  4. All of the fountains in Rome offer clean water that you can easily fill a water bottle with. Now when I say fountain I don’t meant that you should dip your water bottle into the nearest Bernini fountain, I mean small water fountains that are scattered throughout the city.
  5. When ordering water at a restaurant it will be bottled (and expensive) unless you specifically request tap water.
  6. Many sights are close to each other so be sure to glance at a map beforehand so that you can be efficient with your time.
  7. If you are a Dan Brown fan and want to follow the major sights listed in Angels and Demons check out this blog.
  8. People in Rome eat late so many restaurants won’t open until late.

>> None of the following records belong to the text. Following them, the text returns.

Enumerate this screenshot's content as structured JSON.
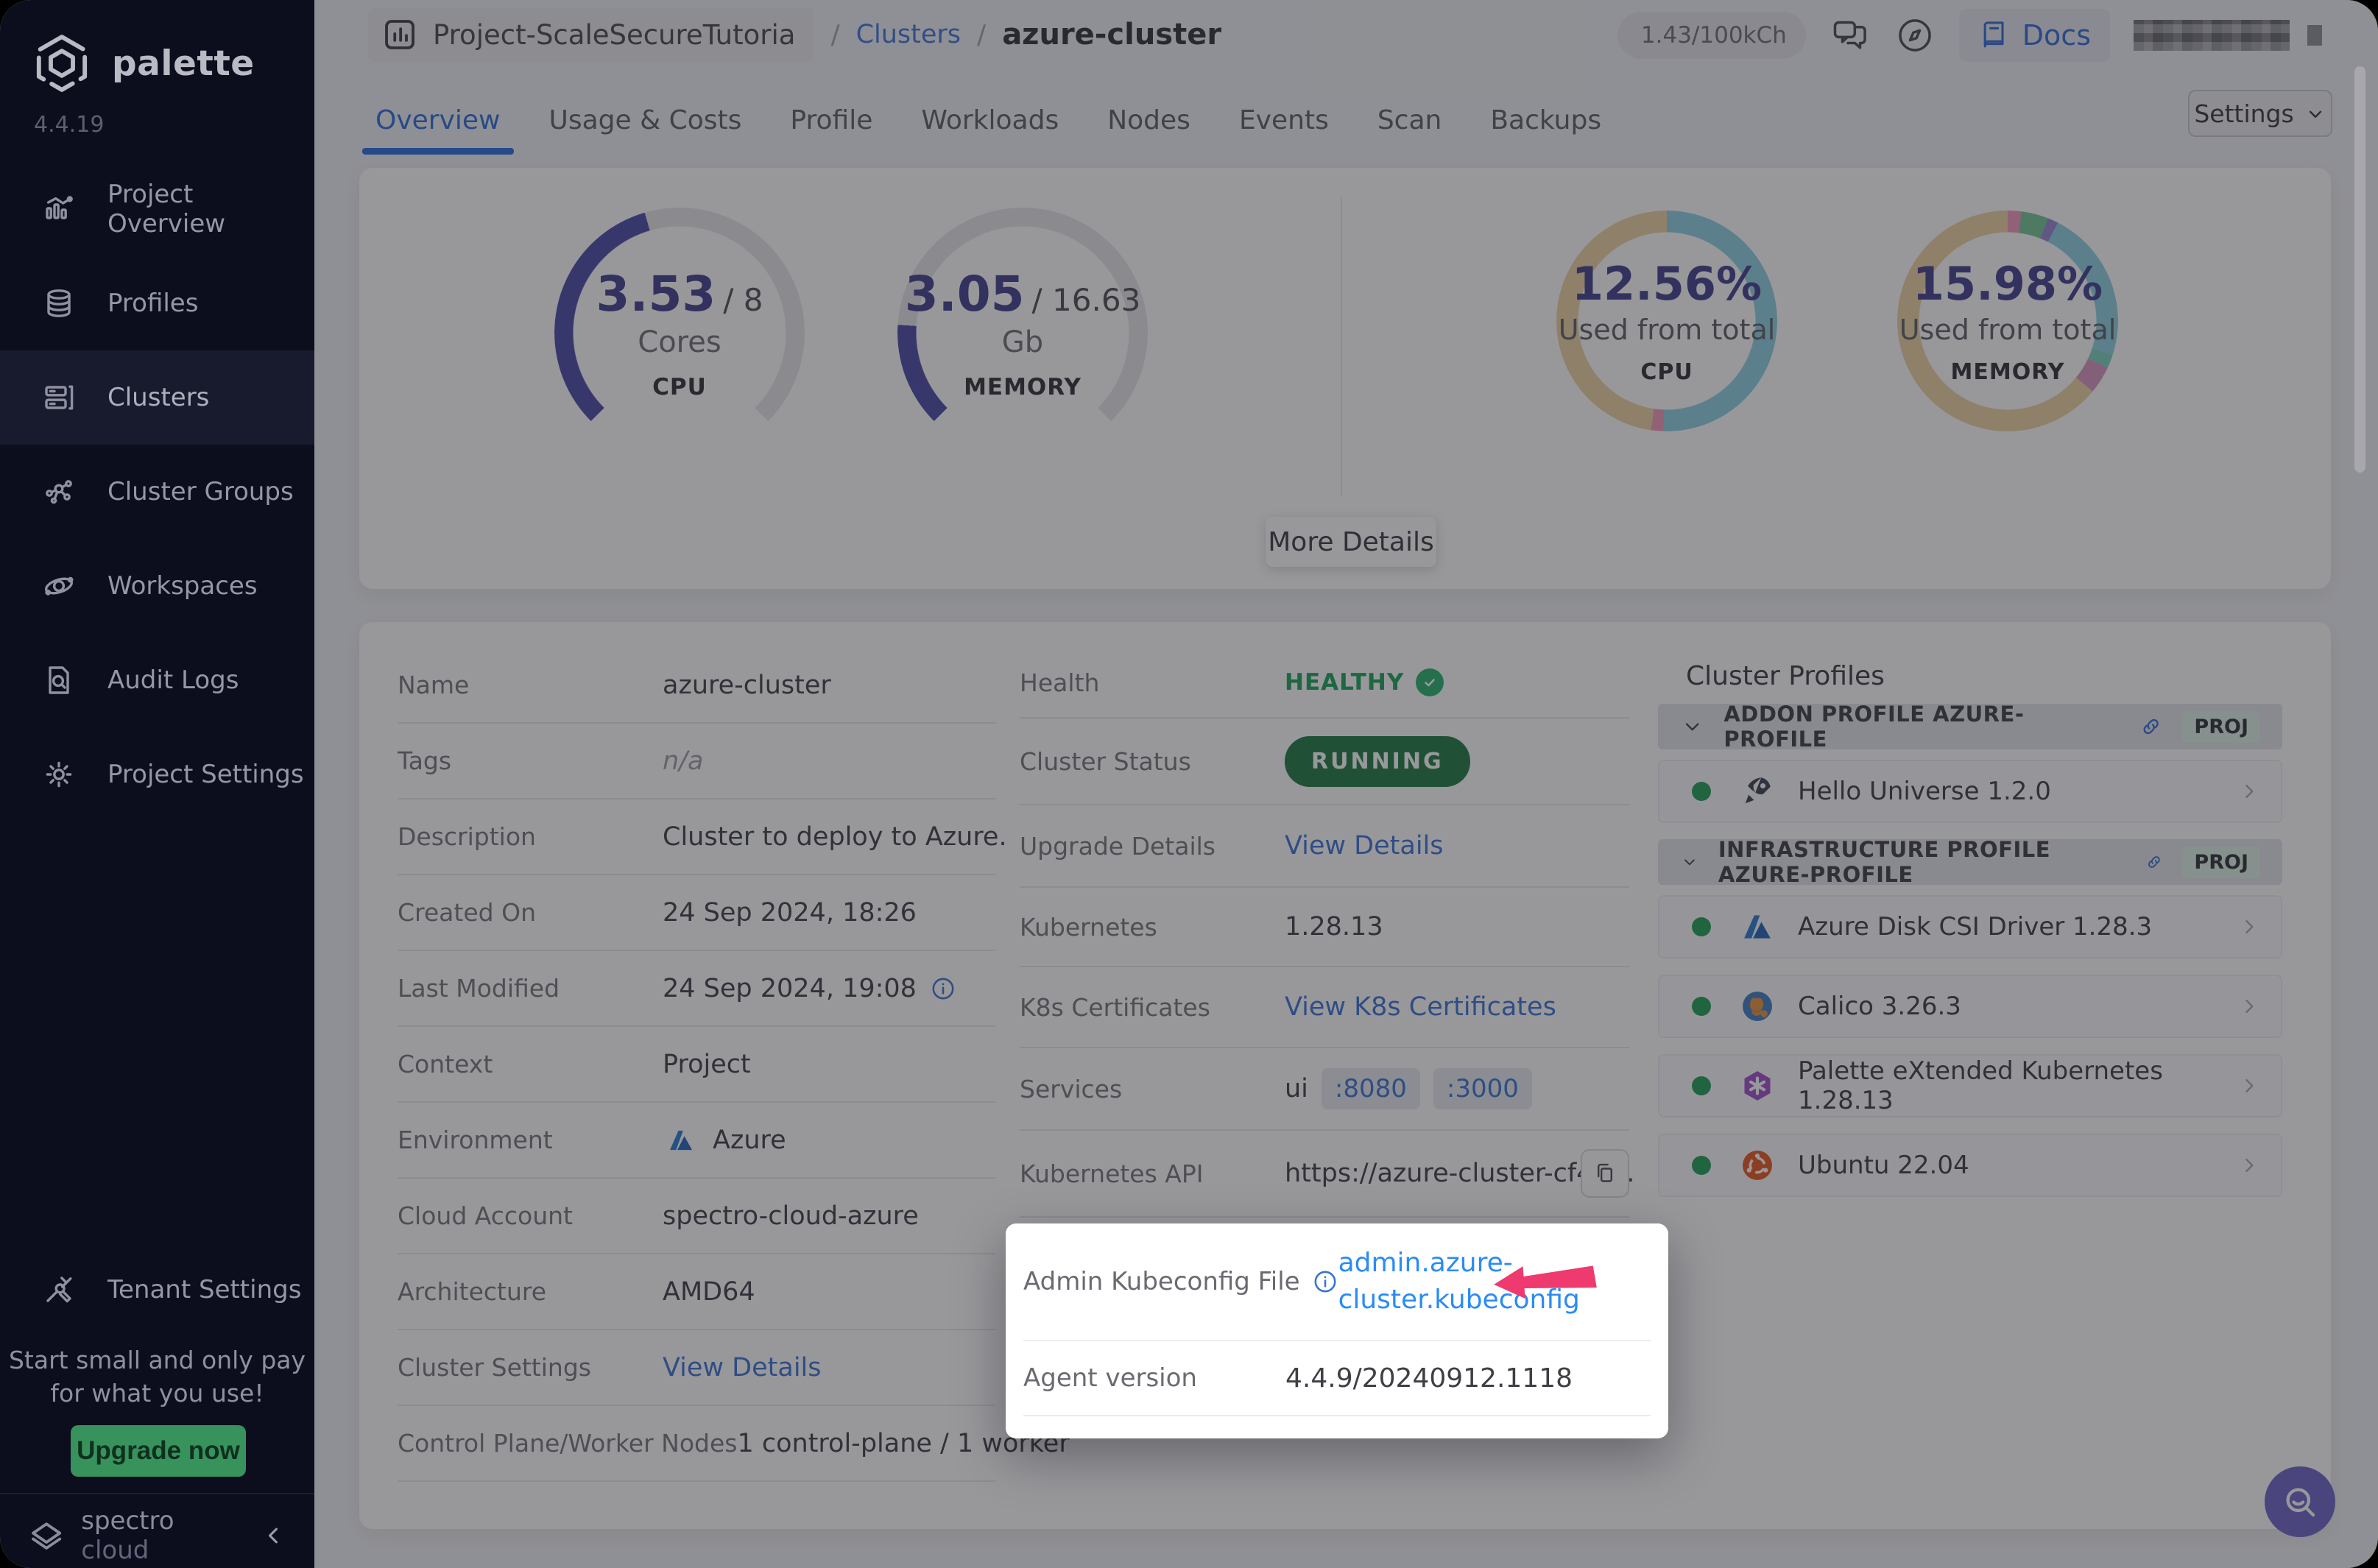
{
  "app": {
    "brand": "palette",
    "version": "4.4.19"
  },
  "sidebar": {
    "items": [
      {
        "id": "project-overview",
        "label": "Project Overview",
        "icon": "chart"
      },
      {
        "id": "profiles",
        "label": "Profiles",
        "icon": "layers"
      },
      {
        "id": "clusters",
        "label": "Clusters",
        "icon": "server",
        "active": true
      },
      {
        "id": "cluster-groups",
        "label": "Cluster Groups",
        "icon": "network"
      },
      {
        "id": "workspaces",
        "label": "Workspaces",
        "icon": "orbit"
      },
      {
        "id": "audit-logs",
        "label": "Audit Logs",
        "icon": "audit"
      },
      {
        "id": "project-settings",
        "label": "Project Settings",
        "icon": "gear"
      }
    ],
    "tenant_label": "Tenant Settings",
    "upsell": {
      "line1": "Start small and only pay",
      "line2": "for what you use!",
      "cta": "Upgrade now"
    },
    "footer": {
      "brand_bold": "spectro",
      "brand_light": "cloud"
    }
  },
  "topbar": {
    "project": "Project-ScaleSecureTutoria",
    "separator": "/",
    "clusters_link": "Clusters",
    "cluster_name": "azure-cluster",
    "usage_pill": "1.43/100kCh",
    "docs_label": "Docs"
  },
  "tabs": {
    "items": [
      "Overview",
      "Usage & Costs",
      "Profile",
      "Workloads",
      "Nodes",
      "Events",
      "Scan",
      "Backups"
    ],
    "active_index": 0,
    "settings_label": "Settings"
  },
  "metrics": {
    "gauges": [
      {
        "id": "cpu",
        "value": "3.53",
        "total": "/ 8",
        "unit": "Cores",
        "label": "CPU",
        "fill_fraction": 0.44
      },
      {
        "id": "memory",
        "value": "3.05",
        "total": "/ 16.63",
        "unit": "Gb",
        "label": "MEMORY",
        "fill_fraction": 0.18
      }
    ],
    "donuts": [
      {
        "id": "cpu",
        "percent": "12.56%",
        "caption": "Used from total",
        "label": "CPU",
        "segments": [
          {
            "color": "#8fd0e2",
            "pct": 50.5
          },
          {
            "color": "#f29ab9",
            "pct": 1.8
          },
          {
            "color": "#ecd2a0",
            "pct": 47.7
          }
        ]
      },
      {
        "id": "memory",
        "percent": "15.98%",
        "caption": "Used from total",
        "label": "MEMORY",
        "segments": [
          {
            "color": "#f29ab9",
            "pct": 2
          },
          {
            "color": "#74c494",
            "pct": 4
          },
          {
            "color": "#9a82d6",
            "pct": 1.5
          },
          {
            "color": "#8fd0e2",
            "pct": 22.5
          },
          {
            "color": "#7fd0bd",
            "pct": 2
          },
          {
            "color": "#d793c0",
            "pct": 4
          },
          {
            "color": "#ecd2a0",
            "pct": 64
          }
        ]
      }
    ],
    "more_details_label": "More Details"
  },
  "details": {
    "left": [
      {
        "label": "Name",
        "value": "azure-cluster",
        "type": "text"
      },
      {
        "label": "Tags",
        "value": "n/a",
        "type": "muted"
      },
      {
        "label": "Description",
        "value": "Cluster to deploy to Azure.",
        "type": "text"
      },
      {
        "label": "Created On",
        "value": "24 Sep 2024, 18:26",
        "type": "text"
      },
      {
        "label": "Last Modified",
        "value": "24 Sep 2024, 19:08",
        "type": "text-info"
      },
      {
        "label": "Context",
        "value": "Project",
        "type": "text"
      },
      {
        "label": "Environment",
        "value": "Azure",
        "type": "azure"
      },
      {
        "label": "Cloud Account",
        "value": "spectro-cloud-azure",
        "type": "text"
      },
      {
        "label": "Architecture",
        "value": "AMD64",
        "type": "text"
      },
      {
        "label": "Cluster Settings",
        "value": "View Details",
        "type": "link"
      },
      {
        "label": "Control Plane/Worker Nodes",
        "value": "1 control-plane / 1 worker",
        "type": "text"
      }
    ],
    "right": [
      {
        "label": "Health",
        "value": "HEALTHY",
        "type": "health",
        "h": 96
      },
      {
        "label": "Cluster Status",
        "value": "RUNNING",
        "type": "pill",
        "h": 118
      },
      {
        "label": "Upgrade Details",
        "value": "View Details",
        "type": "link",
        "h": 112
      },
      {
        "label": "Kubernetes",
        "value": "1.28.13",
        "type": "text",
        "h": 108
      },
      {
        "label": "K8s Certificates",
        "value": "View K8s Certificates",
        "type": "link",
        "h": 110
      },
      {
        "label": "Services",
        "value": "ui",
        "type": "ports",
        "ports": [
          ":8080",
          ":3000"
        ],
        "h": 112
      },
      {
        "label": "Kubernetes API",
        "value": "https://azure-cluster-cf42…",
        "type": "api",
        "h": 118
      }
    ]
  },
  "spotlight": {
    "label": "Admin Kubeconfig File",
    "link_line1": "admin.azure-",
    "link_line2": "cluster.kubeconfig",
    "agent_label": "Agent version",
    "agent_value": "4.4.9/20240912.1118"
  },
  "cluster_profiles": {
    "title": "Cluster Profiles",
    "groups": [
      {
        "header": "ADDON PROFILE AZURE-PROFILE",
        "badge": "PROJ",
        "items": [
          {
            "name": "Hello Universe 1.2.0",
            "icon": "rocket"
          }
        ]
      },
      {
        "header": "INFRASTRUCTURE PROFILE AZURE-PROFILE",
        "badge": "PROJ",
        "items": [
          {
            "name": "Azure Disk CSI Driver 1.28.3",
            "icon": "azure"
          },
          {
            "name": "Calico 3.26.3",
            "icon": "calico"
          },
          {
            "name": "Palette eXtended Kubernetes 1.28.13",
            "icon": "pxk"
          },
          {
            "name": "Ubuntu 22.04",
            "icon": "ubuntu"
          }
        ]
      }
    ]
  },
  "colors": {
    "accent_blue": "#2c6bd9",
    "link_blue": "#3a72d4",
    "bright_link": "#2a8cf4",
    "running_green": "#1e7a41",
    "healthy_green": "#17a257",
    "status_dot_green": "#1f9e54",
    "gauge_indigo": "#4a48a6",
    "pink_arrow": "#ee3a6f",
    "sidebar_bg": "#0c0e1d",
    "fab_purple": "#6f63c8"
  }
}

  9. I was warned by pretty much everyone I know to watch out for pickpockets in Rome. Honestly as long as you keep an eye on your things and take preventative measures such as zipping up your pockets you’ll be fine.
  10. You do not need to tip at restaurants since a service charge is generally included.
  11. Sights run by the city of Rome should be free on Sundays.
  12. On Sundays the Pope occasionally appears at noon to give blessings to people in St. Peter’s Square.
  13. Many churches have their most famous pieces of artwork in shady corners. Many of these shady corners have lights that are activated when you feed a few euros into a machine.
  14. Have gelato
  15. Italians HATE it when you don’t have exact change so try and keep track of those pesky coins.
  16. While reservations and tours would probably enhance your experience in Rome I was honestly just fine without them. That being said, the standards for tour guides are quite rigorous so if you do hire a guide you will probably have someone who is very knowledgeable about the city and its major sights.
  17. For me the permanent must sees were: the Pantheon, St. Peter’s Basilica (go through the catacombs and the climb up to the dome), Villa Borghese (you should probably make reservations for this, although you can try and weasel your way in), Basilica of Santa Maria del Popolo, Church San Luigi dei FrancesiSanta Maria Maggiore, Roman Forum (you can buy combination tickets for the Coliseum and the Roman Forum so buy them at whichever sight has the shortest line), Coliseum, Piazza Navona, and Trevi Fountain (though it’s currently undergoing renovations).
  18. The temporary must sees were: the M.C. Escher exhibit at Chiostro del Bramante and the Henri Cartier-Bresson exhibit at the Museo dell’Ara Pacis